present job?  Thanks for you help.



Frank Williams replied to the quiry:

Date:          Sun, 8 Nov 1998 06:02:40 -0900
To:            "John D. Craven" 
From:        "Frank L. Williams" 
Subject:      Re: lab fees and the like
Cc:             Betty Hoch ,

I don't know of cases where the fees don't go back to the 
department.  In fact, when different engineering department 
faculty taught the core engineering courses like ES 101, the 
windfall fees did go to the department of record.  Having said that, 
I do not know about every place else.  It would seem pretty odd for 
the college or school to rip off the fees since they are justified on 
the basis of specific costs for the course - laboratory supplies, 
etc.  By copy of this, I am asking Betty Hoch to work with Tim 
Bauer to help prepare a short description of what Adm Services 
believes happens with the fees.  Of course if we know of any 
"special" circumstances we will bring them to your attention.  To 
know what each dean does, I am afraid you'd have to contact them 


DECEMBER 7, 1998


Below are the result of the recent election for the Promotion/ 
Tenure Review Committe and the Pre- and Post-tenure Evaluation 



The following faculty have been nominated for the Promotion/Tenure 
Review Committee.  Please vote for seven (7) candidates.  

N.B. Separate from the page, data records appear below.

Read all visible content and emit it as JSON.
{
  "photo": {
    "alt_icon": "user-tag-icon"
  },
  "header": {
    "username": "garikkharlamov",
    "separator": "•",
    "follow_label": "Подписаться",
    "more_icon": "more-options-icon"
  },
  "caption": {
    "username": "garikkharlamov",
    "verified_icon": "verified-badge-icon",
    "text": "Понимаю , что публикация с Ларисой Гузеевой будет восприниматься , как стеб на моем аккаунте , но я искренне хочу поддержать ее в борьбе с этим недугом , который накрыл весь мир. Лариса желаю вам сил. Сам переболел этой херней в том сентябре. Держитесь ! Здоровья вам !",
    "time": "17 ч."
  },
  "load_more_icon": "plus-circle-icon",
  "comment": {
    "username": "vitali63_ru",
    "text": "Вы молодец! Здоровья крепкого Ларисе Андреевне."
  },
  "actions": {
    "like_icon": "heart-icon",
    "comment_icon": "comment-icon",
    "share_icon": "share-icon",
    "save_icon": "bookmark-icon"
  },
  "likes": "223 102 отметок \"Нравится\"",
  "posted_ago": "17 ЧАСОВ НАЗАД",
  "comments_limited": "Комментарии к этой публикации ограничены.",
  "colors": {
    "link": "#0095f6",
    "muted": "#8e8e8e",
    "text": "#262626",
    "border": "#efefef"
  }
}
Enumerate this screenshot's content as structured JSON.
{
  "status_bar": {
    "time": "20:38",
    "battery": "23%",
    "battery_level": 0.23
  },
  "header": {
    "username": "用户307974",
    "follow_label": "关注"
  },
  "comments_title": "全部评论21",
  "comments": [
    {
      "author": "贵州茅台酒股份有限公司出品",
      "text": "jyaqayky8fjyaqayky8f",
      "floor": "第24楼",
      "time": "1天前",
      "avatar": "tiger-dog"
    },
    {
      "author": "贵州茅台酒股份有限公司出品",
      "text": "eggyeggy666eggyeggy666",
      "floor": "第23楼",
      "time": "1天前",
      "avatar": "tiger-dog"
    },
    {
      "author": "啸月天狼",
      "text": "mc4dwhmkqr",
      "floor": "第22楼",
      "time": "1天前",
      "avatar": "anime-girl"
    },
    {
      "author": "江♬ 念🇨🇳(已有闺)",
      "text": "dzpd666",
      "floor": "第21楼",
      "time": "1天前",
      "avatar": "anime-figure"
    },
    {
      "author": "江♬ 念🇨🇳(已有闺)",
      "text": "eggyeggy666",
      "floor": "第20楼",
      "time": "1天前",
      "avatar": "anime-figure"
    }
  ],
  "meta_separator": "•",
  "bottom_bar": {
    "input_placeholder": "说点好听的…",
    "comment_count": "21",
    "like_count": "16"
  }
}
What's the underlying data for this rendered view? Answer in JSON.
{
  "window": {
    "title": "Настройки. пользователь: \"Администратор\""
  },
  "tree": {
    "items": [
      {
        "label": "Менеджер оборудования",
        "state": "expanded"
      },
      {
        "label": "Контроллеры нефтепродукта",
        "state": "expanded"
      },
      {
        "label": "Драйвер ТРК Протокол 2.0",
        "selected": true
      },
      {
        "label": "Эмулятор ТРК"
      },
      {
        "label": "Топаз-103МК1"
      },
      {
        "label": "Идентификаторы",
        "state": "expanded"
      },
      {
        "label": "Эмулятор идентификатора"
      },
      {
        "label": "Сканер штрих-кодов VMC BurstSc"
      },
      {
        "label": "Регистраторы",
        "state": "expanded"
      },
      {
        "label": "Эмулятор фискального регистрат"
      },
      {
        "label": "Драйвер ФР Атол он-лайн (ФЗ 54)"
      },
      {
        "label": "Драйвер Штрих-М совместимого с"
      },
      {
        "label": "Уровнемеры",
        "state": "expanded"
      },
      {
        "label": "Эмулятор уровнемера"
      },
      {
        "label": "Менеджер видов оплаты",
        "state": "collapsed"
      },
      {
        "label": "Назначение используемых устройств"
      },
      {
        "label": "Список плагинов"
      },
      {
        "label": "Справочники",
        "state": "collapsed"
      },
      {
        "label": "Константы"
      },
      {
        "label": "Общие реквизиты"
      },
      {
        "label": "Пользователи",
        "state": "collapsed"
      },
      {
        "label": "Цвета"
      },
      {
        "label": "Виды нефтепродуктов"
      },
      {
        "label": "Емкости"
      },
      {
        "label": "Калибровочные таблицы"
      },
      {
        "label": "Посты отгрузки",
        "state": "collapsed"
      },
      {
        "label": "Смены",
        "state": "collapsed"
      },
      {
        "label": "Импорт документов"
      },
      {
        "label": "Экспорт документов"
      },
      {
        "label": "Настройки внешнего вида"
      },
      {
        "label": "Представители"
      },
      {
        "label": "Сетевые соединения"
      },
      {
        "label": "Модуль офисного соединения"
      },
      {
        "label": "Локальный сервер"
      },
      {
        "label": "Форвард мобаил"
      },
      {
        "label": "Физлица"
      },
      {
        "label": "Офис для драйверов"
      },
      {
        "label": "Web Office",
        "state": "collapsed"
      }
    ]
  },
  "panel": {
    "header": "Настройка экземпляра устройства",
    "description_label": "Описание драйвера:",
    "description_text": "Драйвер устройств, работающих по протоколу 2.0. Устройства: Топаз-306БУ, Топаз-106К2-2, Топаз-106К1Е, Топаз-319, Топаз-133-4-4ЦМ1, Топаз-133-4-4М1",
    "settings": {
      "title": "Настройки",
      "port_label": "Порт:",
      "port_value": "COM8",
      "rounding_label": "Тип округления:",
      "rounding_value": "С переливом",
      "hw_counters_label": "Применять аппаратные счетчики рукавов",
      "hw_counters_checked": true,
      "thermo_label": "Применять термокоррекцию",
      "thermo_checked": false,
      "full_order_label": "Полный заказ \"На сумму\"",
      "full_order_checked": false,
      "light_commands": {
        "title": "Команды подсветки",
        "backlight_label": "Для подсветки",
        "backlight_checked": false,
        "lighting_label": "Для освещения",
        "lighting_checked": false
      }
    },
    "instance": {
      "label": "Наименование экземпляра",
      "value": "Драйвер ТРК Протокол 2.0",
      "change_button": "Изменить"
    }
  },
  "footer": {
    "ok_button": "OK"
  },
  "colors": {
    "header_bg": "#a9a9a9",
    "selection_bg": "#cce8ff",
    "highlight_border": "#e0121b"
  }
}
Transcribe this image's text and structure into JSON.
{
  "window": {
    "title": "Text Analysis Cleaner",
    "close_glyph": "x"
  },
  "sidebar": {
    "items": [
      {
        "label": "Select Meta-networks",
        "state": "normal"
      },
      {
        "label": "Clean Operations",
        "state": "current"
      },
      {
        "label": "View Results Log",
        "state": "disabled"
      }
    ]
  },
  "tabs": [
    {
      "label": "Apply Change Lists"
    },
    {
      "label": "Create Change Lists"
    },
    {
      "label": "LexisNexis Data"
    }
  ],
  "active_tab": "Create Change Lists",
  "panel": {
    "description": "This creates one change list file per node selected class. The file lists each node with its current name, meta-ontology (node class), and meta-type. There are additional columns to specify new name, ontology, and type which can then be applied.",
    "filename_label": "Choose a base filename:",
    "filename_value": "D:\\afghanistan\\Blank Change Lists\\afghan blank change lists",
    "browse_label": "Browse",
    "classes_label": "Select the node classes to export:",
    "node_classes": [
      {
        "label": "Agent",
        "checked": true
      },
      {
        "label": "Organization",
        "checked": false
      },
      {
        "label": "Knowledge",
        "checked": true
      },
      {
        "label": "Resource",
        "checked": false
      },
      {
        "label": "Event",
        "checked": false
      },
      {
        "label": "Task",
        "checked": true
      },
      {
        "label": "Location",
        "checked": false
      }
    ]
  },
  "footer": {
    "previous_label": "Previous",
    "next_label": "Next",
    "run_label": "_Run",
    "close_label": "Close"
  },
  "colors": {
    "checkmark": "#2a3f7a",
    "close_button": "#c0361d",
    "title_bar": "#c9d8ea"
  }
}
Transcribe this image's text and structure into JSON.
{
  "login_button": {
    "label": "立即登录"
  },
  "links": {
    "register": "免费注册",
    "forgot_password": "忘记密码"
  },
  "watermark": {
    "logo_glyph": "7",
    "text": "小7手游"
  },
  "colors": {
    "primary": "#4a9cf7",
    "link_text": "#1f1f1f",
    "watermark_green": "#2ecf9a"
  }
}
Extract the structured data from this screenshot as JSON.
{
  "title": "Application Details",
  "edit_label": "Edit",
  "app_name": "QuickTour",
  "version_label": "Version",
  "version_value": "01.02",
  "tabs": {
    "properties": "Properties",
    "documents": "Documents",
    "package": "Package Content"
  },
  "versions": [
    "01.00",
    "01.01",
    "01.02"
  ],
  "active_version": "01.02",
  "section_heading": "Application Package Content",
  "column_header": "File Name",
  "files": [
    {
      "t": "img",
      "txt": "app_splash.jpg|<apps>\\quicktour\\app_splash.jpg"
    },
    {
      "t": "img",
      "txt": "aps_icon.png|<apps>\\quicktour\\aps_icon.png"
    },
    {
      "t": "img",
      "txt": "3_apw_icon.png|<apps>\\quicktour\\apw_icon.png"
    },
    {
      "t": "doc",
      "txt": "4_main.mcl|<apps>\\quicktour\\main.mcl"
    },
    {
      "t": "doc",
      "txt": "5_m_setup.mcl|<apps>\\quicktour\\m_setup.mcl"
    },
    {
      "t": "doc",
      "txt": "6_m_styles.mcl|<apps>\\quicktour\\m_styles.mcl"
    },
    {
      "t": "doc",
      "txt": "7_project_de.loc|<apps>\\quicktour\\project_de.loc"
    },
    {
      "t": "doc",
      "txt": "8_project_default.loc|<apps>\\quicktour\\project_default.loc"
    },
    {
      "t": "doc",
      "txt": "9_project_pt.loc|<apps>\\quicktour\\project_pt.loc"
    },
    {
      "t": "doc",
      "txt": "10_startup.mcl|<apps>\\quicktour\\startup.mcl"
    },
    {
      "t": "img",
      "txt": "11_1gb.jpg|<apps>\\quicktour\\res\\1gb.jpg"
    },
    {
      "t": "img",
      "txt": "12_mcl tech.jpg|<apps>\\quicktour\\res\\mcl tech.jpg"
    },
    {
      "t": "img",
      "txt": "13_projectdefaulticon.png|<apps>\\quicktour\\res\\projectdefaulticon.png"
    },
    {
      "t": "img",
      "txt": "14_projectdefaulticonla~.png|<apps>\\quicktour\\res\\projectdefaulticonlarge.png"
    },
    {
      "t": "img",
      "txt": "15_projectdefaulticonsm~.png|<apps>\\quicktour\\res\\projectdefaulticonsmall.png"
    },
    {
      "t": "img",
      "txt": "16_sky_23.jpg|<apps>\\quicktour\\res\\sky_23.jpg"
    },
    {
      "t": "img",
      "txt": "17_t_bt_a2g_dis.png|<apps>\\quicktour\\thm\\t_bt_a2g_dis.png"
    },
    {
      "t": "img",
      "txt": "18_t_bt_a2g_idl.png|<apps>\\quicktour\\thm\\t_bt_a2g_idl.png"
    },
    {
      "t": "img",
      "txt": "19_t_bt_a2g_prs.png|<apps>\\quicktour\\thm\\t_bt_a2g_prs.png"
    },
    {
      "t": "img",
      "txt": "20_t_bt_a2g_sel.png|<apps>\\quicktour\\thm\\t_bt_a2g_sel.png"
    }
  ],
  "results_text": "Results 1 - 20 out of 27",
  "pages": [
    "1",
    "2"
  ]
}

___  Ron Barry, Assoc. Professor  (CSEM, Mathematical Science)
___  Claudette Bradley-Kawagley, Assoc. Professor  (School of Ed.)
___  Peter Cornwall, Assoc. Professor  (CLA, Social Sciences)
___  Vidyadhar Kamath, Professor  (CNRDM/SME)
___  Jonah Lee, Professor  (CSEM, Engineering)
___  Jenifer McBeath, Professor  (CNRDM/SALRM)
___  Sathy Naidu, Professor (SFOS)
___  David Porter, Professor  (CNRDM/SOM)
___  W. Roger Powers, Professor  (CLA, Languages & Culture)
___  James Ruppert, Professor  (CLA, English & Humanities)
___  William Schneider, Professor  (CLA, Library)
___  Gerald Shields, Professor (CSEM, Biology/Wildlife)
___  Todd Sherman, Assoc. Professor  (CLA, Arts & Communication)
___  Sheryl Stanek, Assoc. Professor  (ACE)
___  Richard Stolzberg, Professor  (CSEM, Chemistry)


The following faculty have been nominated for the Pre- and Post-
Tenure Evauation Committee.  Please vote for seven (7) candidates.

___  Sukumar Bandopadhyay, Professor  (CNRDM/SME)
___  Roy Bird, Professor  (CLA, English & Humanities)
___  Don Carling, Professor  (CMRDM/SALRM)
___  Deben Das, Professor  (CSEM, Engineering)
___  Sven Ebbesson, Professor (SFOS)
___  Perry Gilmore, Assoc. Professor  (School of Education)
___  Thomas Jahns, Assoc. Professor (ACE)
___  John Keller, Professor  (CSEM, Chemistry)
___  Margaret Lee, Assoc. Professor  (CLA, Languages & Culture)
___  John Lehman, Professor  (CNRDM/SOM)
___  Tamara Lincoln, Assoc. Professor (CLA, Library)
___  Janice Reynolds, Professor  (CLA, Social Sciences)
___  Mitch Roth, Professor  (CSEM, Mathematical Science)

	Return to:  UAF Faculty Senate, 312 Signers' Hall, Fairbanks, 
	AK  99775    Ballots must be received by 3:00 p.m., November 
	30, 1998.